### PROBLEM DETAILS:
For each line of the data below that holds "label", copy the line.

[Saved entries]
————————

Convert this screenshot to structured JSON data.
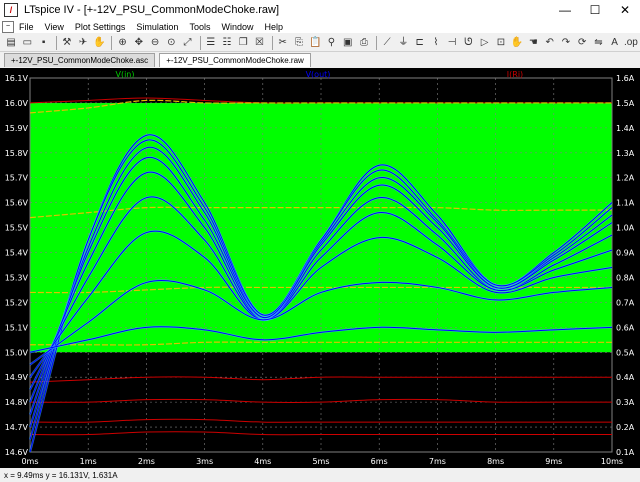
{
  "window": {
    "title": "LTspice IV - [+-12V_PSU_CommonModeChoke.raw]",
    "minimize": "—",
    "maximize": "☐",
    "close": "✕"
  },
  "menu": {
    "items": [
      "File",
      "View",
      "Plot Settings",
      "Simulation",
      "Tools",
      "Window",
      "Help"
    ]
  },
  "tabs": [
    {
      "label": "+-12V_PSU_CommonModeChoke.asc",
      "active": false
    },
    {
      "label": "+-12V_PSU_CommonModeChoke.raw",
      "active": true
    }
  ],
  "status": {
    "text": "x = 9.49ms   y = 16.131V, 1.631A"
  },
  "colors": {
    "plot_bg": "#000000",
    "highlight": "#00ff00",
    "vin": "#00cc00",
    "vout": "#0000ff",
    "iri": "#cc0000"
  },
  "chart_data": {
    "type": "line",
    "traces": [
      {
        "name": "V(in)",
        "color": "#00cc00"
      },
      {
        "name": "V(out)",
        "color": "#0000ff"
      },
      {
        "name": "I(Ri)",
        "color": "#cc0000"
      }
    ],
    "x_ticks": [
      "0ms",
      "1ms",
      "2ms",
      "3ms",
      "4ms",
      "5ms",
      "6ms",
      "7ms",
      "8ms",
      "9ms",
      "10ms"
    ],
    "xlim": [
      0,
      10
    ],
    "y_left_ticks": [
      "16.1V",
      "16.0V",
      "15.9V",
      "15.8V",
      "15.7V",
      "15.6V",
      "15.5V",
      "15.4V",
      "15.3V",
      "15.2V",
      "15.1V",
      "15.0V",
      "14.9V",
      "14.8V",
      "14.7V",
      "14.6V"
    ],
    "ylim_left": [
      14.6,
      16.1
    ],
    "y_right_ticks": [
      "1.6A",
      "1.5A",
      "1.4A",
      "1.3A",
      "1.2A",
      "1.1A",
      "1.0A",
      "0.9A",
      "0.8A",
      "0.7A",
      "0.6A",
      "0.5A",
      "0.4A",
      "0.3A",
      "0.2A",
      "0.1A"
    ],
    "ylim_right": [
      0.1,
      1.6
    ],
    "grid": true,
    "highlight_band": [
      15.0,
      16.0
    ],
    "vout_series": [
      {
        "values": [
          14.6,
          15.45,
          15.87,
          15.6,
          15.15,
          15.45,
          15.75,
          15.55,
          15.27,
          15.4,
          15.6
        ]
      },
      {
        "values": [
          14.65,
          15.45,
          15.85,
          15.58,
          15.15,
          15.45,
          15.73,
          15.53,
          15.27,
          15.39,
          15.58
        ]
      },
      {
        "values": [
          14.7,
          15.42,
          15.82,
          15.56,
          15.14,
          15.44,
          15.7,
          15.52,
          15.26,
          15.38,
          15.55
        ]
      },
      {
        "values": [
          14.75,
          15.4,
          15.78,
          15.53,
          15.14,
          15.43,
          15.67,
          15.5,
          15.26,
          15.37,
          15.52
        ]
      },
      {
        "values": [
          14.8,
          15.36,
          15.72,
          15.5,
          15.13,
          15.41,
          15.62,
          15.47,
          15.25,
          15.35,
          15.47
        ]
      },
      {
        "values": [
          14.85,
          15.3,
          15.62,
          15.45,
          15.13,
          15.38,
          15.56,
          15.43,
          15.25,
          15.33,
          15.41
        ]
      },
      {
        "values": [
          14.9,
          15.22,
          15.48,
          15.38,
          15.13,
          15.34,
          15.46,
          15.38,
          15.24,
          15.3,
          15.34
        ]
      },
      {
        "values": [
          14.95,
          15.12,
          15.28,
          15.25,
          15.13,
          15.24,
          15.28,
          15.26,
          15.21,
          15.24,
          15.26
        ]
      },
      {
        "values": [
          15.0,
          15.05,
          15.1,
          15.09,
          15.05,
          15.08,
          15.1,
          15.09,
          15.08,
          15.09,
          15.1
        ]
      }
    ],
    "vin_series": [
      {
        "values": [
          15.96,
          15.98,
          16.01,
          16.0,
          16.0,
          16.0,
          16.0,
          16.0,
          16.0,
          16.0,
          16.0
        ]
      },
      {
        "values": [
          15.54,
          15.56,
          15.58,
          15.58,
          15.58,
          15.58,
          15.58,
          15.58,
          15.57,
          15.57,
          15.57
        ]
      },
      {
        "values": [
          15.24,
          15.24,
          15.25,
          15.26,
          15.26,
          15.26,
          15.26,
          15.26,
          15.26,
          15.26,
          15.26
        ]
      },
      {
        "values": [
          15.03,
          15.03,
          15.03,
          15.04,
          15.04,
          15.04,
          15.04,
          15.04,
          15.04,
          15.04,
          15.04
        ]
      }
    ],
    "iri_series": [
      {
        "values": [
          1.5,
          1.51,
          1.52,
          1.51,
          1.5,
          1.5,
          1.5,
          1.5,
          1.5,
          1.5,
          1.5
        ]
      },
      {
        "values": [
          0.38,
          0.39,
          0.4,
          0.4,
          0.39,
          0.4,
          0.4,
          0.4,
          0.4,
          0.4,
          0.4
        ]
      },
      {
        "values": [
          0.3,
          0.3,
          0.31,
          0.31,
          0.3,
          0.3,
          0.31,
          0.31,
          0.3,
          0.3,
          0.3
        ]
      },
      {
        "values": [
          0.22,
          0.22,
          0.23,
          0.23,
          0.22,
          0.22,
          0.22,
          0.22,
          0.22,
          0.22,
          0.22
        ]
      },
      {
        "values": [
          0.17,
          0.17,
          0.18,
          0.18,
          0.17,
          0.17,
          0.17,
          0.17,
          0.17,
          0.17,
          0.17
        ]
      }
    ]
  }
}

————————

### THE COMPLETED TASK:
      "label": "+-12V_PSU_CommonModeChoke.asc",
      "label": "+-12V_PSU_CommonModeChoke.raw",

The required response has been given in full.